**Assignment**
The listing that follows must be retyped exactly, without its pictures.

**Records**

╔══

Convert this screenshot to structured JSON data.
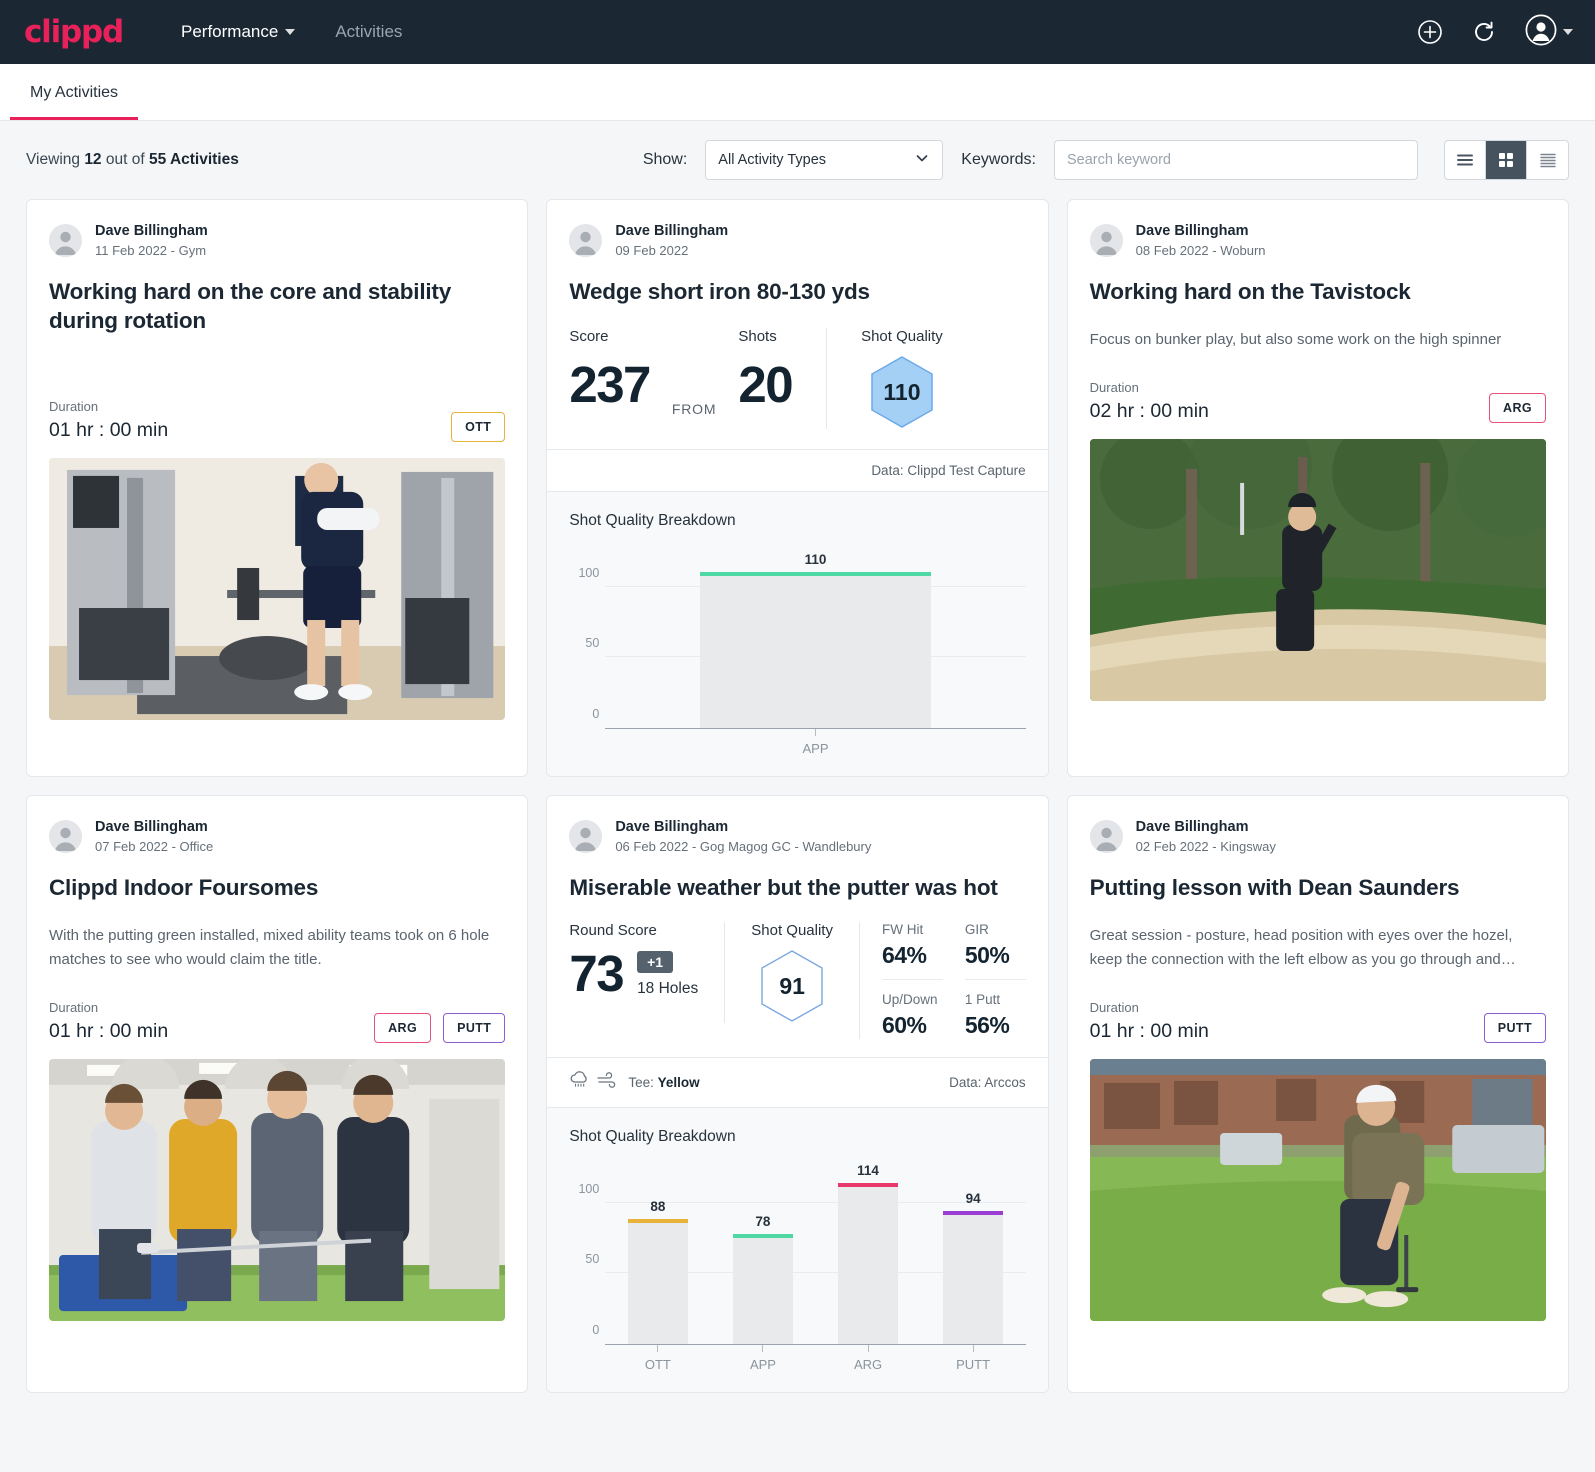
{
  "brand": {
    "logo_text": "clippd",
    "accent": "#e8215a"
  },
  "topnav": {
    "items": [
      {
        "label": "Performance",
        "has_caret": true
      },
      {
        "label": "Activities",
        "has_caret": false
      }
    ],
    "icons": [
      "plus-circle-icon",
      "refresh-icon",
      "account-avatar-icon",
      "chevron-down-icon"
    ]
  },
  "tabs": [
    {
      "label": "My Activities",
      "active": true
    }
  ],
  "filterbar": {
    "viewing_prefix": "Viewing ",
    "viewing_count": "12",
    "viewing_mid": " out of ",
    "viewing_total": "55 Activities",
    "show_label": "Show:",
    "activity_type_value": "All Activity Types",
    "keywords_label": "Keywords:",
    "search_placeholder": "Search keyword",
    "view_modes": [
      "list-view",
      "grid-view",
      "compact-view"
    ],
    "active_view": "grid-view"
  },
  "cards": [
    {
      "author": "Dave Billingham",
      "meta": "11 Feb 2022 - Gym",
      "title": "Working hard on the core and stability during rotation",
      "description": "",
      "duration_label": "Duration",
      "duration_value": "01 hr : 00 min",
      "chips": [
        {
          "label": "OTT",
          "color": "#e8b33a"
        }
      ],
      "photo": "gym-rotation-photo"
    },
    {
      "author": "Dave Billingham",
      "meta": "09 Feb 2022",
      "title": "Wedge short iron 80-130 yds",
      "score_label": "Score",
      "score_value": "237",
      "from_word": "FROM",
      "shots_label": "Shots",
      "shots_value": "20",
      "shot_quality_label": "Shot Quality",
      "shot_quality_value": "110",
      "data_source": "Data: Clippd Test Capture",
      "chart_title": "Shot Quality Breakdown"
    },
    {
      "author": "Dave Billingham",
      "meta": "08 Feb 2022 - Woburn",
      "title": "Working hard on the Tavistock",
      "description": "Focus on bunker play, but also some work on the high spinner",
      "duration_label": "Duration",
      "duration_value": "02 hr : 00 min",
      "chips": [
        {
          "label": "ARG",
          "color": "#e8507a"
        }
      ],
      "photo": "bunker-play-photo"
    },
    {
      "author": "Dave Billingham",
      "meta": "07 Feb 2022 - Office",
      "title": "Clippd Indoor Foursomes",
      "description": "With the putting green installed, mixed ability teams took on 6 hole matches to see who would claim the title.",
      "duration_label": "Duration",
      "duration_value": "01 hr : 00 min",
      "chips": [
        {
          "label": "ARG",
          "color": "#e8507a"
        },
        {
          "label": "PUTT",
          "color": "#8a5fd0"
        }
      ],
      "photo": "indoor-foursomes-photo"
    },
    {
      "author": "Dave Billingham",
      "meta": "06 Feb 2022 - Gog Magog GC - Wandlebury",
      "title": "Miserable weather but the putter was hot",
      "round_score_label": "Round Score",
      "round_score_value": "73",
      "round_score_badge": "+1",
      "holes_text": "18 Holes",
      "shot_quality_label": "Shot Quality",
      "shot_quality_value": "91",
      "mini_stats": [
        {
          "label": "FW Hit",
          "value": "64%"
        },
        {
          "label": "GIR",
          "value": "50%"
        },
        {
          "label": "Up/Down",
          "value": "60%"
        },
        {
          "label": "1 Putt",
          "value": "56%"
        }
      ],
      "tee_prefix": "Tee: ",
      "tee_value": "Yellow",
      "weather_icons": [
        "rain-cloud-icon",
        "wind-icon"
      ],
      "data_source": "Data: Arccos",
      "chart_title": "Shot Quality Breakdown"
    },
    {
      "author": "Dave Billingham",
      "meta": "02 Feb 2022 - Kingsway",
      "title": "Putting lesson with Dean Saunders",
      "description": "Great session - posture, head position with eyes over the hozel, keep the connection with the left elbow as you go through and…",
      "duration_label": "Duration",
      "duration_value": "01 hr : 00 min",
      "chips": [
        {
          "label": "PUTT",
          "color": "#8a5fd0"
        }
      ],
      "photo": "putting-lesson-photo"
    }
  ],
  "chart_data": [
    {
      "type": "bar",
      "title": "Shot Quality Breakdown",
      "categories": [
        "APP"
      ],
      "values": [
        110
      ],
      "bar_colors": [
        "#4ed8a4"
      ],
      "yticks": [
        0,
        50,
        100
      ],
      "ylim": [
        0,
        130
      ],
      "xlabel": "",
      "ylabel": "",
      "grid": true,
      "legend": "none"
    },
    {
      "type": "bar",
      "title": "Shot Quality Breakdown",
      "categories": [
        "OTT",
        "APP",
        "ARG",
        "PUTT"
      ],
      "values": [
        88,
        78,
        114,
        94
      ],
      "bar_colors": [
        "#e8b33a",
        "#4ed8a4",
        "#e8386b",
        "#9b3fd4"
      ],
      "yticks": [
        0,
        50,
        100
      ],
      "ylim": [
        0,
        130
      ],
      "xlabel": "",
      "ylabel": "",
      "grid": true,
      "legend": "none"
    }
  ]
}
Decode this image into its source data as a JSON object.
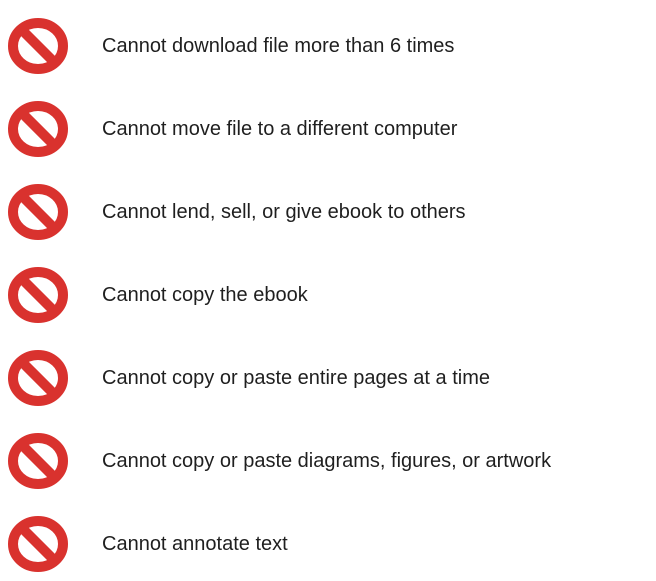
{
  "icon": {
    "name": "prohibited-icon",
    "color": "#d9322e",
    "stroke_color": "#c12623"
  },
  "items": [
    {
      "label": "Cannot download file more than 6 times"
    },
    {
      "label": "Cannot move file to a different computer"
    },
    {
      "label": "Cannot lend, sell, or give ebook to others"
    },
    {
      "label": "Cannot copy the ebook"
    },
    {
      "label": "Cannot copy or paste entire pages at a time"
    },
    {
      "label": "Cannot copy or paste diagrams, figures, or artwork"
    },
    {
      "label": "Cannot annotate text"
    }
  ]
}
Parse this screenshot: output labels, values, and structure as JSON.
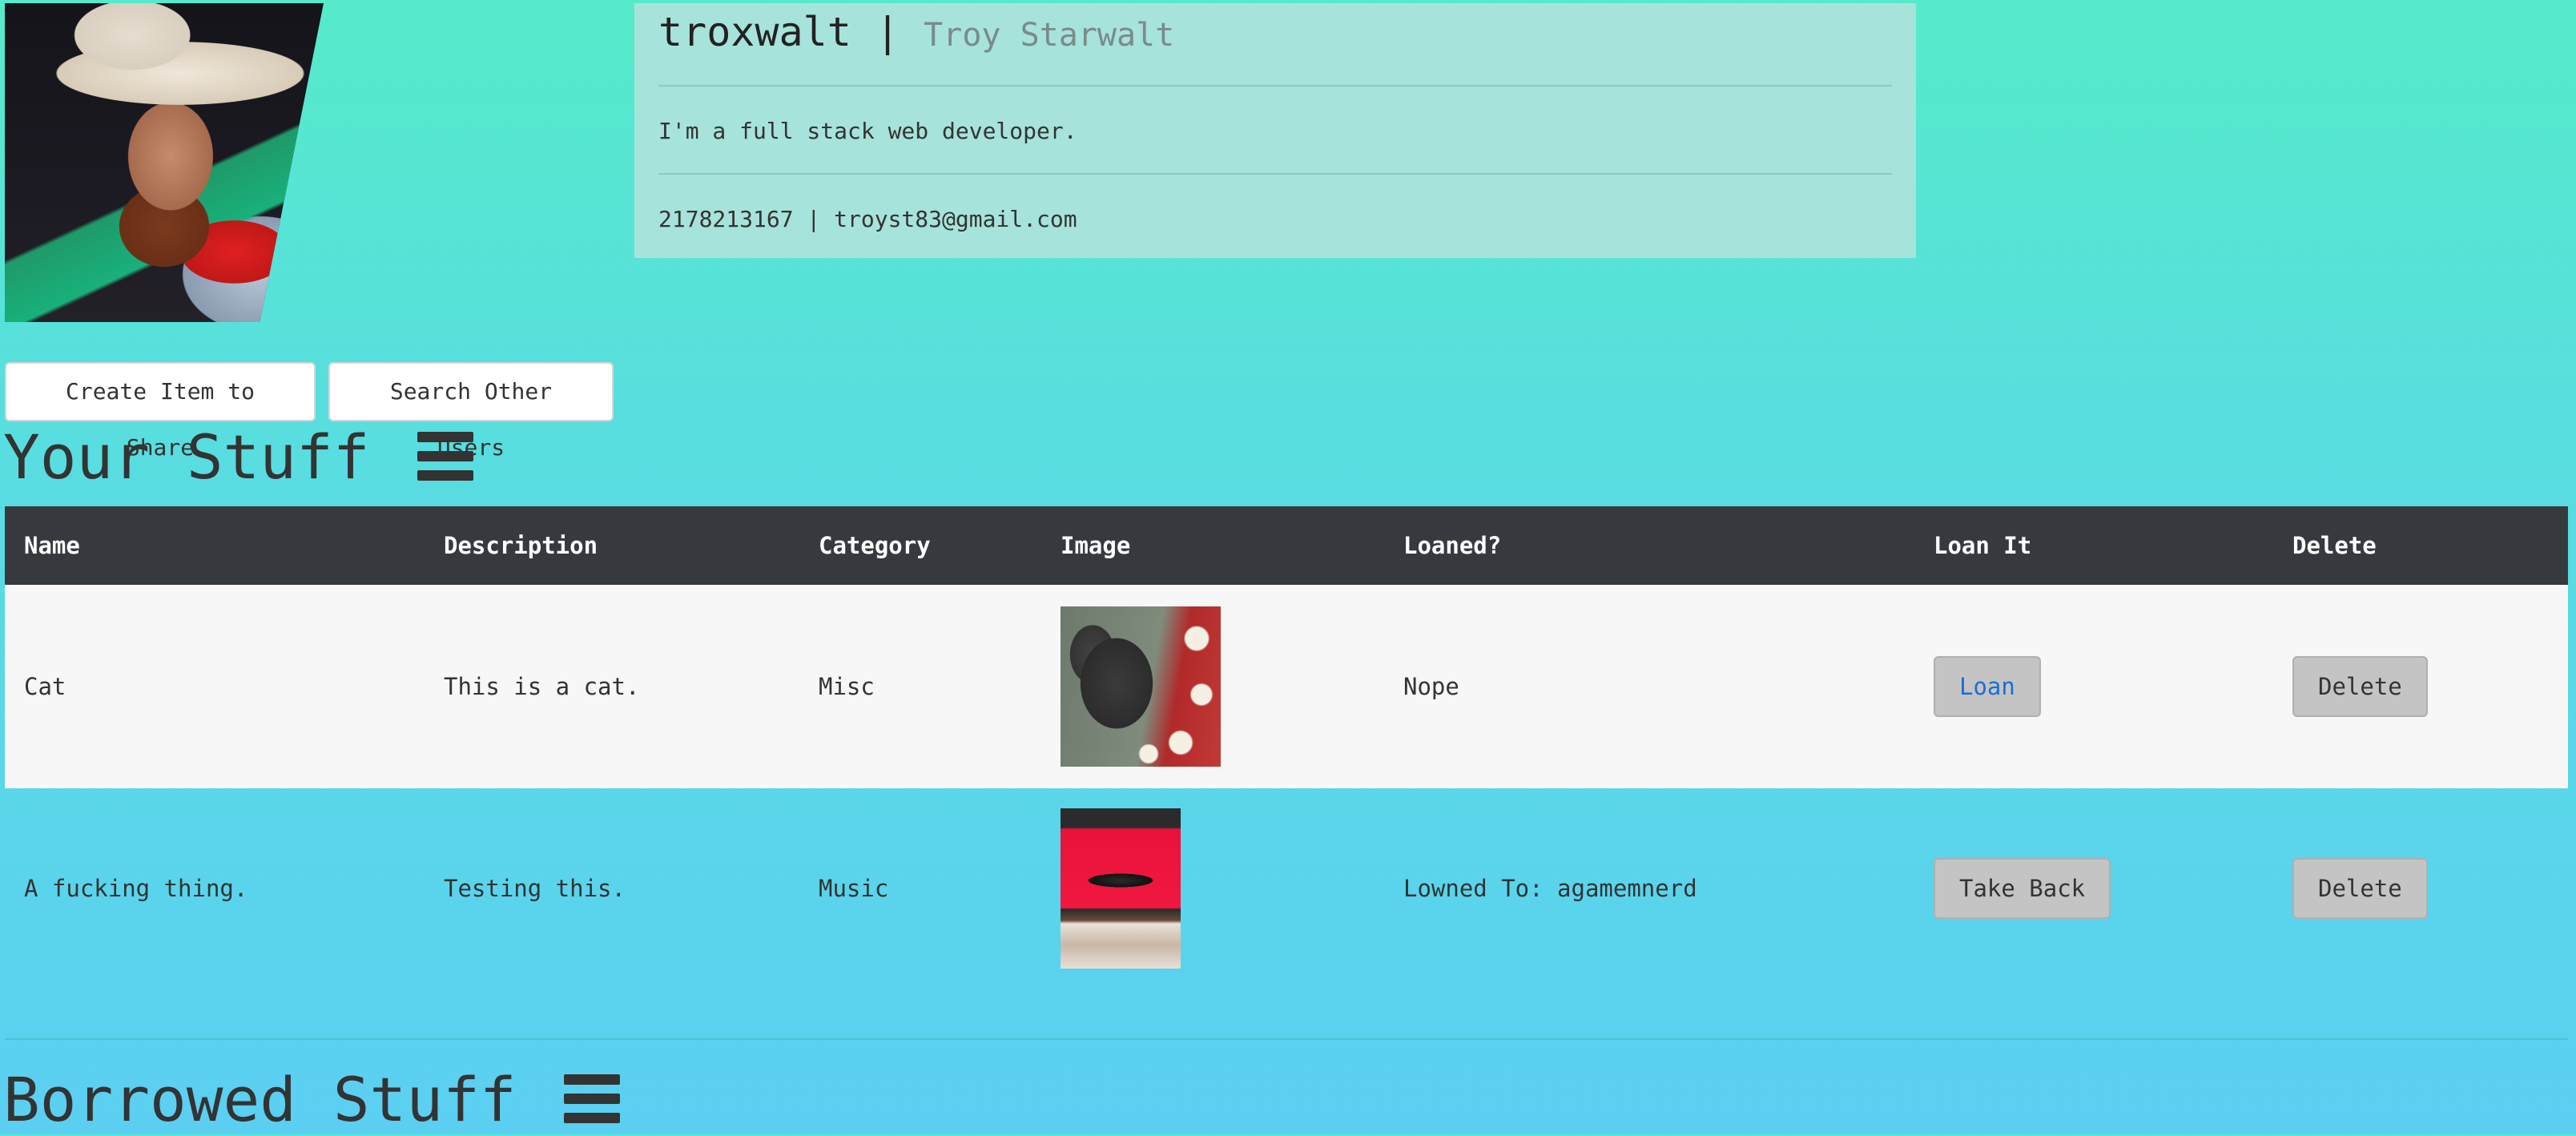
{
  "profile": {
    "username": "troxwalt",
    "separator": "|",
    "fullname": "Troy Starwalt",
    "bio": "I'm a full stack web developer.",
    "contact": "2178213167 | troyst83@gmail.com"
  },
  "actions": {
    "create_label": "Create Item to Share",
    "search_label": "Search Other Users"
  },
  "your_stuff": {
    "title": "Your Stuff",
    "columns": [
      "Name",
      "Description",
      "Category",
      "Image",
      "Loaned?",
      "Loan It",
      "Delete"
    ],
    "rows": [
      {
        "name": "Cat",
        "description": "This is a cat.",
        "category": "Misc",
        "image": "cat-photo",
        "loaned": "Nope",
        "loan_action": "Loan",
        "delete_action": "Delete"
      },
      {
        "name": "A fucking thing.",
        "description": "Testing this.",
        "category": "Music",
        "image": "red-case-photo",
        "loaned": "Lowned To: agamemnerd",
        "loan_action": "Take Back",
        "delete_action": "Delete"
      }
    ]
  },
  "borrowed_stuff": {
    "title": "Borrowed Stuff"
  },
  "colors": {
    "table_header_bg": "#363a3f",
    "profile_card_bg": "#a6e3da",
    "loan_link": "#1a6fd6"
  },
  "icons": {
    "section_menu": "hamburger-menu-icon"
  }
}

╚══

**Output for this task**
Convert this screenshot to structured JSON data.
{
  "brand": {
    "logo_text": "clippd",
    "accent": "#e8215a"
  },
  "topnav": {
    "items": [
      {
        "label": "Performance",
        "has_caret": true
      },
      {
        "label": "Activities",
        "has_caret": false
      }
    ],
    "icons": [
      "plus-circle-icon",
      "refresh-icon",
      "account-avatar-icon",
      "chevron-down-icon"
    ]
  },
  "tabs": [
    {
      "label": "My Activities",
      "active": true
    }
  ],
  "filterbar": {
    "viewing_prefix": "Viewing ",
    "viewing_count": "12",
    "viewing_mid": " out of ",
    "viewing_total": "55 Activities",
    "show_label": "Show:",
    "activity_type_value": "All Activity Types",
    "keywords_label": "Keywords:",
    "search_placeholder": "Search keyword",
    "view_modes": [
      "list-view",
      "grid-view",
      "compact-view"
    ],
    "active_view": "grid-view"
  },
  "cards": [
    {
      "author": "Dave Billingham",
      "meta": "11 Feb 2022 - Gym",
      "title": "Working hard on the core and stability during rotation",
      "description": "",
      "duration_label": "Duration",
      "duration_value": "01 hr : 00 min",
      "chips": [
        {
          "label": "OTT",
          "color": "#e8b33a"
        }
      ],
      "photo": "gym-rotation-photo"
    },
    {
      "author": "Dave Billingham",
      "meta": "09 Feb 2022",
      "title": "Wedge short iron 80-130 yds",
      "score_label": "Score",
      "score_value": "237",
      "from_word": "FROM",
      "shots_label": "Shots",
      "shots_value": "20",
      "shot_quality_label": "Shot Quality",
      "shot_quality_value": "110",
      "data_source": "Data: Clippd Test Capture",
      "chart_title": "Shot Quality Breakdown"
    },
    {
      "author": "Dave Billingham",
      "meta": "08 Feb 2022 - Woburn",
      "title": "Working hard on the Tavistock",
      "description": "Focus on bunker play, but also some work on the high spinner",
      "duration_label": "Duration",
      "duration_value": "02 hr : 00 min",
      "chips": [
        {
          "label": "ARG",
          "color": "#e8507a"
        }
      ],
      "photo": "bunker-play-photo"
    },
    {
      "author": "Dave Billingham",
      "meta": "07 Feb 2022 - Office",
      "title": "Clippd Indoor Foursomes",
      "description": "With the putting green installed, mixed ability teams took on 6 hole matches to see who would claim the title.",
      "duration_label": "Duration",
      "duration_value": "01 hr : 00 min",
      "chips": [
        {
          "label": "ARG",
          "color": "#e8507a"
        },
        {
          "label": "PUTT",
          "color": "#8a5fd0"
        }
      ],
      "photo": "indoor-foursomes-photo"
    },
    {
      "author": "Dave Billingham",
      "meta": "06 Feb 2022 - Gog Magog GC - Wandlebury",
      "title": "Miserable weather but the putter was hot",
      "round_score_label": "Round Score",
      "round_score_value": "73",
      "round_score_badge": "+1",
      "holes_text": "18 Holes",
      "shot_quality_label": "Shot Quality",
      "shot_quality_value": "91",
      "mini_stats": [
        {
          "label": "FW Hit",
          "value": "64%"
        },
        {
          "label": "GIR",
          "value": "50%"
        },
        {
          "label": "Up/Down",
          "value": "60%"
        },
        {
          "label": "1 Putt",
          "value": "56%"
        }
      ],
      "tee_prefix": "Tee: ",
      "tee_value": "Yellow",
      "weather_icons": [
        "rain-cloud-icon",
        "wind-icon"
      ],
      "data_source": "Data: Arccos",
      "chart_title": "Shot Quality Breakdown"
    },
    {
      "author": "Dave Billingham",
      "meta": "02 Feb 2022 - Kingsway",
      "title": "Putting lesson with Dean Saunders",
      "description": "Great session - posture, head position with eyes over the hozel, keep the connection with the left elbow as you go through and…",
      "duration_label": "Duration",
      "duration_value": "01 hr : 00 min",
      "chips": [
        {
          "label": "PUTT",
          "color": "#8a5fd0"
        }
      ],
      "photo": "putting-lesson-photo"
    }
  ],
  "chart_data": [
    {
      "type": "bar",
      "title": "Shot Quality Breakdown",
      "categories": [
        "APP"
      ],
      "values": [
        110
      ],
      "bar_colors": [
        "#4ed8a4"
      ],
      "yticks": [
        0,
        50,
        100
      ],
      "ylim": [
        0,
        130
      ],
      "xlabel": "",
      "ylabel": "",
      "grid": true,
      "legend": "none"
    },
    {
      "type": "bar",
      "title": "Shot Quality Breakdown",
      "categories": [
        "OTT",
        "APP",
        "ARG",
        "PUTT"
      ],
      "values": [
        88,
        78,
        114,
        94
      ],
      "bar_colors": [
        "#e8b33a",
        "#4ed8a4",
        "#e8386b",
        "#9b3fd4"
      ],
      "yticks": [
        0,
        50,
        100
      ],
      "ylim": [
        0,
        130
      ],
      "xlabel": "",
      "ylabel": "",
      "grid": true,
      "legend": "none"
    }
  ]
}
Decode this image into its source data as a JSON object.
{
  "icon": {
    "name": "prohibited-icon",
    "color": "#d9322e",
    "stroke_color": "#c12623"
  },
  "items": [
    {
      "label": "Cannot download file more than 6 times"
    },
    {
      "label": "Cannot move file to a different computer"
    },
    {
      "label": "Cannot lend, sell, or give ebook to others"
    },
    {
      "label": "Cannot copy the ebook"
    },
    {
      "label": "Cannot copy or paste entire pages at a time"
    },
    {
      "label": "Cannot copy or paste diagrams, figures, or artwork"
    },
    {
      "label": "Cannot annotate text"
    }
  ]
}
Parse this screenshot: output labels, values, and structure as JSON.
{
  "profile": {
    "username": "troxwalt",
    "separator": "|",
    "fullname": "Troy Starwalt",
    "bio": "I'm a full stack web developer.",
    "contact": "2178213167 | troyst83@gmail.com"
  },
  "actions": {
    "create_label": "Create Item to Share",
    "search_label": "Search Other Users"
  },
  "your_stuff": {
    "title": "Your Stuff",
    "columns": [
      "Name",
      "Description",
      "Category",
      "Image",
      "Loaned?",
      "Loan It",
      "Delete"
    ],
    "rows": [
      {
        "name": "Cat",
        "description": "This is a cat.",
        "category": "Misc",
        "image": "cat-photo",
        "loaned": "Nope",
        "loan_action": "Loan",
        "delete_action": "Delete"
      },
      {
        "name": "A fucking thing.",
        "description": "Testing this.",
        "category": "Music",
        "image": "red-case-photo",
        "loaned": "Lowned To: agamemnerd",
        "loan_action": "Take Back",
        "delete_action": "Delete"
      }
    ]
  },
  "borrowed_stuff": {
    "title": "Borrowed Stuff"
  },
  "colors": {
    "table_header_bg": "#363a3f",
    "profile_card_bg": "#a6e3da",
    "loan_link": "#1a6fd6"
  },
  "icons": {
    "section_menu": "hamburger-menu-icon"
  }
}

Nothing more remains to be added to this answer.